The explanation for this can be found in the changes our society underwent in the last few decades and with it the loss of common reference points. Where do grandfathers, fathers and sons pass down the tales which unite families and provide a shared sense of story about past generations? They cant talk about the mines or shipbuilding given they closed decades ago. Football provides one of the last vestiges of connection.
The world of work no longer provides the same anchor and cross-generational stories it used to, and for many young men the lack of unskilled jobs leads to football providing one of the few constants. It can like gang culture, provide a sense of belonging and even rites of passage and becoming an adult.
What can strangers or friends talk about to fill public conversations and space? Very few people want to talk in too much detail about politics, and the death of socialism and decline of trade unions, has deprived us of many rich conversations about work, culture and the world. Football in an anti-political age becomes even more important.
Football allows men to express emotions, feelings and hopes, which are not permissible elsewhere. Despite widespread social change, the old image of masculinity still shapes much of Scotland, and many men fear stepping outside the safety of its conformity and familiarity. This means across Scotland many men find it difficult to reach out to the emotions and vocabulary of being different, open, and connecting with other men and women.
Many years ago I ran a men’s group in Glasgow for five years. The men were a mixture of middle and working class, with a wide age range, some successful, some less so, but there was a deep sense of puzzlement about what it was to be a modern man. Some of the men felt threatened by what they saw as the ‘demands’ of modern women: a bit of attention, respect, intimacy. There was a grasping for a sense of language and what it meant to be a modern man.
The caricaturing and pathologising of Scottish men hurts and constrains men and should stop. This necessitates challenging the dishonesy, McLad phenomenon and obsession with football. Middle class men need to stop pretending they are something they are not, and the media has to start taking its responsibility seriously to portray Scottish men in their complexity and diversity.
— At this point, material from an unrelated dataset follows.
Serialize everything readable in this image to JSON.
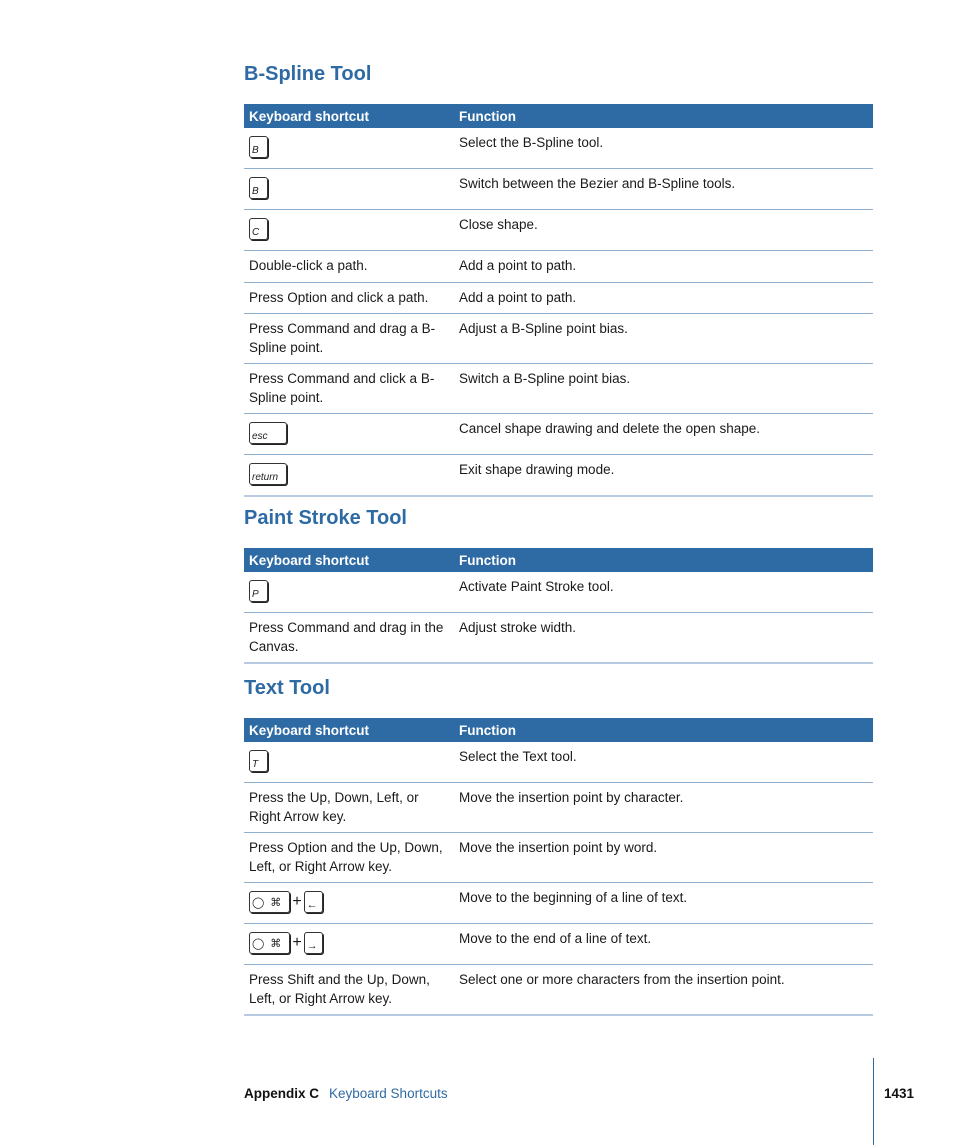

This entails breaking free from the ghastly ‘plastic proletarian’ role on one side, and the metrosexual, emasculated male on the other. We need to celebrate and reflect honestly the rich spectrum of Scottish men, acknowledge the positive and the negative, and find ways of identifying some real, grounded Scottish heroes and role models beyond celebrity. Maybe we can start by nurturing a very different kind of man from the pub bores who inhabit a large part of our TV and radio from this Saturday.